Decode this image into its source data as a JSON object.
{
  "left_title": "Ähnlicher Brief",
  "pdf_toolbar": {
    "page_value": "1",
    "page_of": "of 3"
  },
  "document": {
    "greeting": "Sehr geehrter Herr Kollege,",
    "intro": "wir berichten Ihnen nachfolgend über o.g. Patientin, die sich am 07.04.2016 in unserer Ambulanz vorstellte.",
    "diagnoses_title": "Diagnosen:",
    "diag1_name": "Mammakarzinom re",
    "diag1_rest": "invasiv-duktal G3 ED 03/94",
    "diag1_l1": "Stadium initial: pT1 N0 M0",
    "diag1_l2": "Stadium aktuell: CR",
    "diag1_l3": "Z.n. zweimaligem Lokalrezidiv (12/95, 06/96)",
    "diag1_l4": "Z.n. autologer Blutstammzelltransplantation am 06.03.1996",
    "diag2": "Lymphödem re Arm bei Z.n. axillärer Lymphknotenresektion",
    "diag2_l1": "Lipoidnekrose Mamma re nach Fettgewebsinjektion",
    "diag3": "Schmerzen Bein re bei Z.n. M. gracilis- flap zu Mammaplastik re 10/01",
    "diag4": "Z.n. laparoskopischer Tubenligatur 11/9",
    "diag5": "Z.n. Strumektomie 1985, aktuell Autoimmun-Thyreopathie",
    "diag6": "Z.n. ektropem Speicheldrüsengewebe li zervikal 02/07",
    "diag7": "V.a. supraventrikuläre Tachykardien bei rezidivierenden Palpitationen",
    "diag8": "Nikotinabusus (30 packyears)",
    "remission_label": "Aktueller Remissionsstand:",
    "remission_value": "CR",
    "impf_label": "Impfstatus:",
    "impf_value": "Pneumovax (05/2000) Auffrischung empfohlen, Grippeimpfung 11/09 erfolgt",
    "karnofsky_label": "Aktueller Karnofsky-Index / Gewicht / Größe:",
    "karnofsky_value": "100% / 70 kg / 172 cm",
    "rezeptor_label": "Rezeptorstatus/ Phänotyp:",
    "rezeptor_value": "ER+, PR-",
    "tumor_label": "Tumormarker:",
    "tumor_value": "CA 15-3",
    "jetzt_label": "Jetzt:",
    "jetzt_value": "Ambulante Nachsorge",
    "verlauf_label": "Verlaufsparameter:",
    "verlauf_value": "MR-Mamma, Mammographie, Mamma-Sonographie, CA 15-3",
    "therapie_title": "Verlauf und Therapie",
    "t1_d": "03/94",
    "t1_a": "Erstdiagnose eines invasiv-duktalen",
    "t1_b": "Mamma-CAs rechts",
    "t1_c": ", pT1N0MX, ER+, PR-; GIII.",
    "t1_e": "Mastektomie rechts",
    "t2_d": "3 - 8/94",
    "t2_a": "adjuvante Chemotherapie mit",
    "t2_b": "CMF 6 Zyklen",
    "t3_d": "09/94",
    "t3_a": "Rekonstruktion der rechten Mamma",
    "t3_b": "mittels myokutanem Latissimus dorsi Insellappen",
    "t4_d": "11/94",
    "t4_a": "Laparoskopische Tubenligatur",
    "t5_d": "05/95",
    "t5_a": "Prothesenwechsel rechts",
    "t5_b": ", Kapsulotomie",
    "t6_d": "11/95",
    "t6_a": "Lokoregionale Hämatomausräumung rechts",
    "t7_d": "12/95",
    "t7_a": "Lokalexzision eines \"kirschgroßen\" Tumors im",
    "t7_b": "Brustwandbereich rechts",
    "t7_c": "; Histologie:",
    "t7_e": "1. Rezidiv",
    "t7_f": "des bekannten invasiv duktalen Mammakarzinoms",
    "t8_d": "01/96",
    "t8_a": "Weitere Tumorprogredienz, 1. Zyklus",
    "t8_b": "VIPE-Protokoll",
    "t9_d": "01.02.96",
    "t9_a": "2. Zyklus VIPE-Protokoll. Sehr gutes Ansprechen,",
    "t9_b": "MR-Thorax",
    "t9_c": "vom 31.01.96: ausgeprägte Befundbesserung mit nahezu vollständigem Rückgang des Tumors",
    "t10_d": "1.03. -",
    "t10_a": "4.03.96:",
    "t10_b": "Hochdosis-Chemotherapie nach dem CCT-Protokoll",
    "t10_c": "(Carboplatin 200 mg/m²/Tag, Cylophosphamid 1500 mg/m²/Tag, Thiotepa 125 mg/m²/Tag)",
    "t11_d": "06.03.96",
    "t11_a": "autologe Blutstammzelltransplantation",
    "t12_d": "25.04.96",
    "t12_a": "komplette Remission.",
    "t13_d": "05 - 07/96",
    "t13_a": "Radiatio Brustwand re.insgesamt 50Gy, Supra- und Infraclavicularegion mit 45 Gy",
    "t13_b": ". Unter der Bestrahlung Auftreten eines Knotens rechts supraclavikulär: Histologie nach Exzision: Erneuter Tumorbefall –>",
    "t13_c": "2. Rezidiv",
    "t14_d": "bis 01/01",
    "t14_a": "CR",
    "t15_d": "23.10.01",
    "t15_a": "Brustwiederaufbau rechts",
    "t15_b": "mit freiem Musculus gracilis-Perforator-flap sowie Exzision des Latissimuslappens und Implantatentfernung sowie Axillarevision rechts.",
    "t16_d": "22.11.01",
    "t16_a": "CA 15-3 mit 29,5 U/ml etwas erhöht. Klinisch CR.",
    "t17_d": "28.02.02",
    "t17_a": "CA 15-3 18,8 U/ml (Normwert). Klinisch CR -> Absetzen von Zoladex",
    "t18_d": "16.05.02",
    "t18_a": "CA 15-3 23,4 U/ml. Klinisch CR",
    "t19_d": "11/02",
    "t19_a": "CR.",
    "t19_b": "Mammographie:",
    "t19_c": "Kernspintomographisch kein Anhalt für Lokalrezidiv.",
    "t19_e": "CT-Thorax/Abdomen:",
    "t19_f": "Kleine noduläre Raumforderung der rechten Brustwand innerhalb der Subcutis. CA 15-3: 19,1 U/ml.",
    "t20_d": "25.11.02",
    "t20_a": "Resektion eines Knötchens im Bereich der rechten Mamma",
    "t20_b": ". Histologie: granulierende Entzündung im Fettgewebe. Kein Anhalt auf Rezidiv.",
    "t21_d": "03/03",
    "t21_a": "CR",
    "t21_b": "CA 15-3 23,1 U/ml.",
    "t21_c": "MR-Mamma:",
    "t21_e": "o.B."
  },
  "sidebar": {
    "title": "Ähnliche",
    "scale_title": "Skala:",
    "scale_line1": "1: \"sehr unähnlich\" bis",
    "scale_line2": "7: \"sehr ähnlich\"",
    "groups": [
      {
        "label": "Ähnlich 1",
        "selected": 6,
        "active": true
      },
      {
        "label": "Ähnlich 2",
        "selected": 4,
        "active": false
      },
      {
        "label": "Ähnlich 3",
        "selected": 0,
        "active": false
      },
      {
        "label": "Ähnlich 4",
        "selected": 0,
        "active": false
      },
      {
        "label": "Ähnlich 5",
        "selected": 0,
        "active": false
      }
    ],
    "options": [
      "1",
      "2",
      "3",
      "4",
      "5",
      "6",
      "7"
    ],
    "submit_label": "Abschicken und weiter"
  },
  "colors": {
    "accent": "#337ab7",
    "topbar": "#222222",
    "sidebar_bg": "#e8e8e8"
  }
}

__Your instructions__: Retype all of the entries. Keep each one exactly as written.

__Problem solution__:
Decode this image into its source data as a JSON object.
{
  "left_title": "Ähnlicher Brief",
  "pdf_toolbar": {
    "page_value": "1",
    "page_of": "of 3"
  },
  "document": {
    "greeting": "Sehr geehrter Herr Kollege,",
    "intro": "wir berichten Ihnen nachfolgend über o.g. Patientin, die sich am 07.04.2016 in unserer Ambulanz vorstellte.",
    "diagnoses_title": "Diagnosen:",
    "diag1_name": "Mammakarzinom re",
    "diag1_rest": "invasiv-duktal G3 ED 03/94",
    "diag1_l1": "Stadium initial: pT1 N0 M0",
    "diag1_l2": "Stadium aktuell: CR",
    "diag1_l3": "Z.n. zweimaligem Lokalrezidiv (12/95, 06/96)",
    "diag1_l4": "Z.n. autologer Blutstammzelltransplantation am 06.03.1996",
    "diag2": "Lymphödem re Arm bei Z.n. axillärer Lymphknotenresektion",
    "diag2_l1": "Lipoidnekrose Mamma re nach Fettgewebsinjektion",
    "diag3": "Schmerzen Bein re bei Z.n. M. gracilis- flap zu Mammaplastik re 10/01",
    "diag4": "Z.n. laparoskopischer Tubenligatur 11/9",
    "diag5": "Z.n. Strumektomie 1985, aktuell Autoimmun-Thyreopathie",
    "diag6": "Z.n. ektropem Speicheldrüsengewebe li zervikal 02/07",
    "diag7": "V.a. supraventrikuläre Tachykardien bei rezidivierenden Palpitationen",
    "diag8": "Nikotinabusus (30 packyears)",
    "remission_label": "Aktueller Remissionsstand:",
    "remission_value": "CR",
    "impf_label": "Impfstatus:",
    "impf_value": "Pneumovax (05/2000) Auffrischung empfohlen, Grippeimpfung 11/09 erfolgt",
    "karnofsky_label": "Aktueller Karnofsky-Index / Gewicht / Größe:",
    "karnofsky_value": "100% / 70 kg / 172 cm",
    "rezeptor_label": "Rezeptorstatus/ Phänotyp:",
    "rezeptor_value": "ER+, PR-",
    "tumor_label": "Tumormarker:",
    "tumor_value": "CA 15-3",
    "jetzt_label": "Jetzt:",
    "jetzt_value": "Ambulante Nachsorge",
    "verlauf_label": "Verlaufsparameter:",
    "verlauf_value": "MR-Mamma, Mammographie, Mamma-Sonographie, CA 15-3",
    "therapie_title": "Verlauf und Therapie",
    "t1_d": "03/94",
    "t1_a": "Erstdiagnose eines invasiv-duktalen",
    "t1_b": "Mamma-CAs rechts",
    "t1_c": ", pT1N0MX, ER+, PR-; GIII.",
    "t1_e": "Mastektomie rechts",
    "t2_d": "3 - 8/94",
    "t2_a": "adjuvante Chemotherapie mit",
    "t2_b": "CMF 6 Zyklen",
    "t3_d": "09/94",
    "t3_a": "Rekonstruktion der rechten Mamma",
    "t3_b": "mittels myokutanem Latissimus dorsi Insellappen",
    "t4_d": "11/94",
    "t4_a": "Laparoskopische Tubenligatur",
    "t5_d": "05/95",
    "t5_a": "Prothesenwechsel rechts",
    "t5_b": ", Kapsulotomie",
    "t6_d": "11/95",
    "t6_a": "Lokoregionale Hämatomausräumung rechts",
    "t7_d": "12/95",
    "t7_a": "Lokalexzision eines \"kirschgroßen\" Tumors im",
    "t7_b": "Brustwandbereich rechts",
    "t7_c": "; Histologie:",
    "t7_e": "1. Rezidiv",
    "t7_f": "des bekannten invasiv duktalen Mammakarzinoms",
    "t8_d": "01/96",
    "t8_a": "Weitere Tumorprogredienz, 1. Zyklus",
    "t8_b": "VIPE-Protokoll",
    "t9_d": "01.02.96",
    "t9_a": "2. Zyklus VIPE-Protokoll. Sehr gutes Ansprechen,",
    "t9_b": "MR-Thorax",
    "t9_c": "vom 31.01.96: ausgeprägte Befundbesserung mit nahezu vollständigem Rückgang des Tumors",
    "t10_d": "1.03. -",
    "t10_a": "4.03.96:",
    "t10_b": "Hochdosis-Chemotherapie nach dem CCT-Protokoll",
    "t10_c": "(Carboplatin 200 mg/m²/Tag, Cylophosphamid 1500 mg/m²/Tag, Thiotepa 125 mg/m²/Tag)",
    "t11_d": "06.03.96",
    "t11_a": "autologe Blutstammzelltransplantation",
    "t12_d": "25.04.96",
    "t12_a": "komplette Remission.",
    "t13_d": "05 - 07/96",
    "t13_a": "Radiatio Brustwand re.insgesamt 50Gy, Supra- und Infraclavicularegion mit 45 Gy",
    "t13_b": ". Unter der Bestrahlung Auftreten eines Knotens rechts supraclavikulär: Histologie nach Exzision: Erneuter Tumorbefall –>",
    "t13_c": "2. Rezidiv",
    "t14_d": "bis 01/01",
    "t14_a": "CR",
    "t15_d": "23.10.01",
    "t15_a": "Brustwiederaufbau rechts",
    "t15_b": "mit freiem Musculus gracilis-Perforator-flap sowie Exzision des Latissimuslappens und Implantatentfernung sowie Axillarevision rechts.",
    "t16_d": "22.11.01",
    "t16_a": "CA 15-3 mit 29,5 U/ml etwas erhöht. Klinisch CR.",
    "t17_d": "28.02.02",
    "t17_a": "CA 15-3 18,8 U/ml (Normwert). Klinisch CR -> Absetzen von Zoladex",
    "t18_d": "16.05.02",
    "t18_a": "CA 15-3 23,4 U/ml. Klinisch CR",
    "t19_d": "11/02",
    "t19_a": "CR.",
    "t19_b": "Mammographie:",
    "t19_c": "Kernspintomographisch kein Anhalt für Lokalrezidiv.",
    "t19_e": "CT-Thorax/Abdomen:",
    "t19_f": "Kleine noduläre Raumforderung der rechten Brustwand innerhalb der Subcutis. CA 15-3: 19,1 U/ml.",
    "t20_d": "25.11.02",
    "t20_a": "Resektion eines Knötchens im Bereich der rechten Mamma",
    "t20_b": ". Histologie: granulierende Entzündung im Fettgewebe. Kein Anhalt auf Rezidiv.",
    "t21_d": "03/03",
    "t21_a": "CR",
    "t21_b": "CA 15-3 23,1 U/ml.",
    "t21_c": "MR-Mamma:",
    "t21_e": "o.B."
  },
  "sidebar": {
    "title": "Ähnliche",
    "scale_title": "Skala:",
    "scale_line1": "1: \"sehr unähnlich\" bis",
    "scale_line2": "7: \"sehr ähnlich\"",
    "groups": [
      {
        "label": "Ähnlich 1",
        "selected": 6,
        "active": true
      },
      {
        "label": "Ähnlich 2",
        "selected": 4,
        "active": false
      },
      {
        "label": "Ähnlich 3",
        "selected": 0,
        "active": false
      },
      {
        "label": "Ähnlich 4",
        "selected": 0,
        "active": false
      },
      {
        "label": "Ähnlich 5",
        "selected": 0,
        "active": false
      }
    ],
    "options": [
      "1",
      "2",
      "3",
      "4",
      "5",
      "6",
      "7"
    ],
    "submit_label": "Abschicken und weiter"
  },
  "colors": {
    "accent": "#337ab7",
    "topbar": "#222222",
    "sidebar_bg": "#e8e8e8"
  }
}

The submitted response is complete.